- Text books largely agree with the proposition that with higher costs, sales prospects are harmed
- But this does not capture reality: the EFFICIENCY WAGE THEORY a. Efficiency wages are higher wages that motivate the workers to expend more labour and allow them to be healthier [better access to the health care system]. Healthier workers are also better workers [but takes time]. b. Employers will also think more and will employ labour more carefully and efficiently and organise the labour process in a more efficient ways and increase productivity which is a positive cycle. c. Implementation of core worker rights will only increase costs in the short run. According to the efficiency wage theory, in the long run, there will be ‘efficiency gains.’
- If wages are above market clearing price [what the consumers would pay] and competitiveness is threatened, companies then source from another place. The competition to attract this business is governed by factor endowment [distribution of capital, skilled labour force and labour intensive industries in an economy]. The competition is higher among places with comparable factor endowment. Also, the more unskilled labour, the more competition [easily substituted].
- If developing countries want to raise social standards and implement core labour rights, they cannot do so in isolation but in conjunction with other countries by a multilateral agreement. Need collective action, else countries will be undercut, lose out on capital and access to markets.
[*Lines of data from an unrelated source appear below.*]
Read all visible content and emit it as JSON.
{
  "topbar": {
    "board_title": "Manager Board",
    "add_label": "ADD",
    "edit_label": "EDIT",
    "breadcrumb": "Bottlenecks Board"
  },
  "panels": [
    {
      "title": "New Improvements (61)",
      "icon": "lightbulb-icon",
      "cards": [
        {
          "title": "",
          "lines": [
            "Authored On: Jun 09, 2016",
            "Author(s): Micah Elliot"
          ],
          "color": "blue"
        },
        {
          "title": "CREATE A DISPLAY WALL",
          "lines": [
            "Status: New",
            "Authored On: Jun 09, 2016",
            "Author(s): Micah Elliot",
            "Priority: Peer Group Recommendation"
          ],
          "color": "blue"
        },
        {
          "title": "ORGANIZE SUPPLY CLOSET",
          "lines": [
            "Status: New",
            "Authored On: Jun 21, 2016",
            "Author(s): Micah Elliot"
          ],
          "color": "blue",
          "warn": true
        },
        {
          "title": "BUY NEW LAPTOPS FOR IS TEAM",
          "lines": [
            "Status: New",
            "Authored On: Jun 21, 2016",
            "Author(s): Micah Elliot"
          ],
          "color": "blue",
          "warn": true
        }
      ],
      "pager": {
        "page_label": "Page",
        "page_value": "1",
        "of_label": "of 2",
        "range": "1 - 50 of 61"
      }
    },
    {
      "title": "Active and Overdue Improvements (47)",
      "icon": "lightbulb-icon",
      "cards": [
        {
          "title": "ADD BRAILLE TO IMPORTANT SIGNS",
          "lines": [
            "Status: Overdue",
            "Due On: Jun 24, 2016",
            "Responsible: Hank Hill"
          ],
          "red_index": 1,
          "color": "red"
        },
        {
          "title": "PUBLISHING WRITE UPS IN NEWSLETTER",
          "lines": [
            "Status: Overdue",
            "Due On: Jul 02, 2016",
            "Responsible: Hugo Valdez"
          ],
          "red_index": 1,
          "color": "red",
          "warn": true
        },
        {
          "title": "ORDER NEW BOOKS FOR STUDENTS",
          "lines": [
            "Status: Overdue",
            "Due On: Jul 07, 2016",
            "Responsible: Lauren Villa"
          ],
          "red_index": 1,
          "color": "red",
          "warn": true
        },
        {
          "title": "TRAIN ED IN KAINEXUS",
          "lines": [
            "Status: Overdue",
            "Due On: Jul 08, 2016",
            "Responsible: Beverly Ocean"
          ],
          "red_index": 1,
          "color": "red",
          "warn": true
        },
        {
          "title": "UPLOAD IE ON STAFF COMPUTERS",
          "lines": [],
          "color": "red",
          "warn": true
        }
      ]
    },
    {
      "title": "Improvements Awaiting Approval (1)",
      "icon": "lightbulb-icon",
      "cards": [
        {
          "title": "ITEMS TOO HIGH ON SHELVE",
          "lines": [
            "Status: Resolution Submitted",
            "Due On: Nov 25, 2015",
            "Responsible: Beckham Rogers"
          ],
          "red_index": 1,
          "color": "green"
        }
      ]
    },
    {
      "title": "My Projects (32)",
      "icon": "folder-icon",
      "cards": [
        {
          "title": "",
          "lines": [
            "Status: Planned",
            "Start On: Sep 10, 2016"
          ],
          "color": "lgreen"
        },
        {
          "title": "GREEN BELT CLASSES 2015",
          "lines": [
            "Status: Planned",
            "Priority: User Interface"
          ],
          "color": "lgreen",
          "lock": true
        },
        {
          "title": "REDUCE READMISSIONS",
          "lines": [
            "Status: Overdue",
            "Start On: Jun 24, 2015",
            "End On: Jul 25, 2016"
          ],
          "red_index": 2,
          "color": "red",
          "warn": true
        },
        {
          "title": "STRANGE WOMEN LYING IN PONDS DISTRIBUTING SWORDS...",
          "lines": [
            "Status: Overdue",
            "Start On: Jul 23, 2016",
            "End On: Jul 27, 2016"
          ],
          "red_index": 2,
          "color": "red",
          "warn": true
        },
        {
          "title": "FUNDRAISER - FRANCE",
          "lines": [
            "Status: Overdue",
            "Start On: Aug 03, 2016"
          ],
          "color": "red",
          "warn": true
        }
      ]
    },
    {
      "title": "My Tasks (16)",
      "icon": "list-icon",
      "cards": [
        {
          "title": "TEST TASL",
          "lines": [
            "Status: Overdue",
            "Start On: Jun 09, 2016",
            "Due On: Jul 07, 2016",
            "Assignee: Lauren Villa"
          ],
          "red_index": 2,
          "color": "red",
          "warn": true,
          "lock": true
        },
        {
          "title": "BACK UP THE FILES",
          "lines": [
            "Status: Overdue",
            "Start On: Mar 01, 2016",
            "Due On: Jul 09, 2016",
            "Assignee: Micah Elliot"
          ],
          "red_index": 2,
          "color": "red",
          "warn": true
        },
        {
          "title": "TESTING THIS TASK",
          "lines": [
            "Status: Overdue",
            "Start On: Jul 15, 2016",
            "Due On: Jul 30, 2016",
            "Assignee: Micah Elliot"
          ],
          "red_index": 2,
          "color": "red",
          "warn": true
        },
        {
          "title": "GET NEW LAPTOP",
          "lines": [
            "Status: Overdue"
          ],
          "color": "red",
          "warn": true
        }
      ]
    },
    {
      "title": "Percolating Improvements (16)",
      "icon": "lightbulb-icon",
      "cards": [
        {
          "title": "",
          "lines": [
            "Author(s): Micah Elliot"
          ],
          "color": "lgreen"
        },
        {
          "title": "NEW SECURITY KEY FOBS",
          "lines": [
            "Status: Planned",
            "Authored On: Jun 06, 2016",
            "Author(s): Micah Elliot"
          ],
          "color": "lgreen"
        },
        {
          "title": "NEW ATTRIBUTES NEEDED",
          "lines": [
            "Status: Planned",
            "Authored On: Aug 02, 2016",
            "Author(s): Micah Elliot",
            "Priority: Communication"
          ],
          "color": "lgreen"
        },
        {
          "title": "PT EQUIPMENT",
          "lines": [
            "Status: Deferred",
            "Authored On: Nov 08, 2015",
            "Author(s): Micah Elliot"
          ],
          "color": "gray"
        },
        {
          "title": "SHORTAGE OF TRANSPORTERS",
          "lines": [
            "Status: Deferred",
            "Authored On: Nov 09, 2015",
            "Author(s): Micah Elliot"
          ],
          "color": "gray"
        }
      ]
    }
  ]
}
- Countries in the southern hemisphere produce rather similar products and thus, the question of competitiveness is more South-South and less with the North.
- Buyers exercising monopsonistic powers is problematic and exacerbates competition: ex.: De Beers having almost a monopoly on purchase of diamond from producers means that the latter have no other avenue to sell their product or demand higher prices. The same applies to small towns where there is only one major employer and analogous situations.